How can I be this bad and useless? I will admit being at fault, dwell in shame and beat myself up for making a mistake. It’s such a shame that this won’t actually solve the problem, though.
This is what it is around here. This is simply how the projects go and clients act. And there’s absolutely nothing I can do about it. Or is there?
It most certainly was NOT my fault. This is our minds first conclusion when we encounter adversity or a problem. And then we keep on searching until we find the one to blame.
It was not my fault, this sucks and do I really have to? This is our automatic way of thinking, but it is not the best possible train of thought to have. If we move from these steps onwards, we are rewarded with better solutions and less anxiety.
If it was up to our brain to decide, we would be the most important person of every story.
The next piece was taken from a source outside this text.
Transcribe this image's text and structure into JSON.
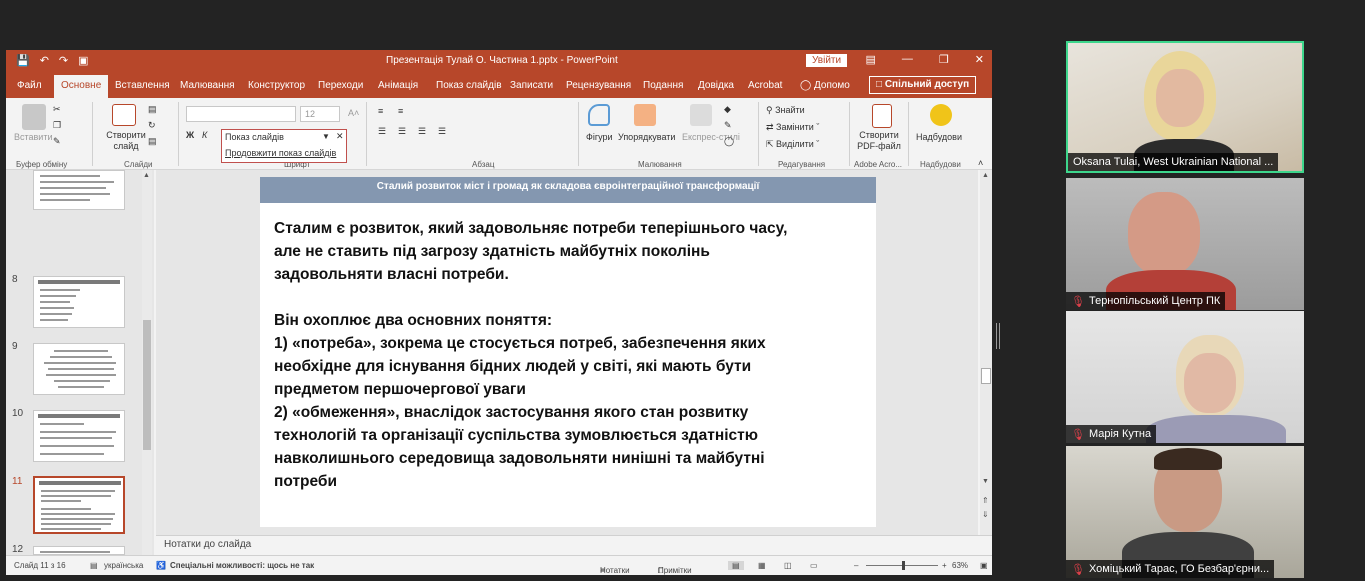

Most often this interpretation is, however, wrong. It is a good idea to have a reality check by telling your version of the story and asking, how the other person sees it.
It is actually possible that your boss, team leader, colleague and spouse have no idea what kind of damage they produce if they interrupt you in the middle of your work. Tell it to them!
These too are worth your while
We want to keep our worldview. If we’re presented with facts that argue against our core beliefs, instead of changing our core beliefs we become angry, defensive or even aggressive. This batshit-f*cking-bonkers behaviour* has a scientific name called the backfire effect. Read all about it from this brilliant comic.
* The Oatmeal’s terminology, not mine.
The Arbinger Institute, 2009
I’m right and others are mostly wrong. I’m hard-working and do things right, others are lazy and do a poor job. I cannot trust anything to others, I’ll do it better myself anyway. People simply don’t appreciate enough what I do for them. If any of these sentences is a recurrent thought in your head, read this book. Preferably right now and repeat every second year or so.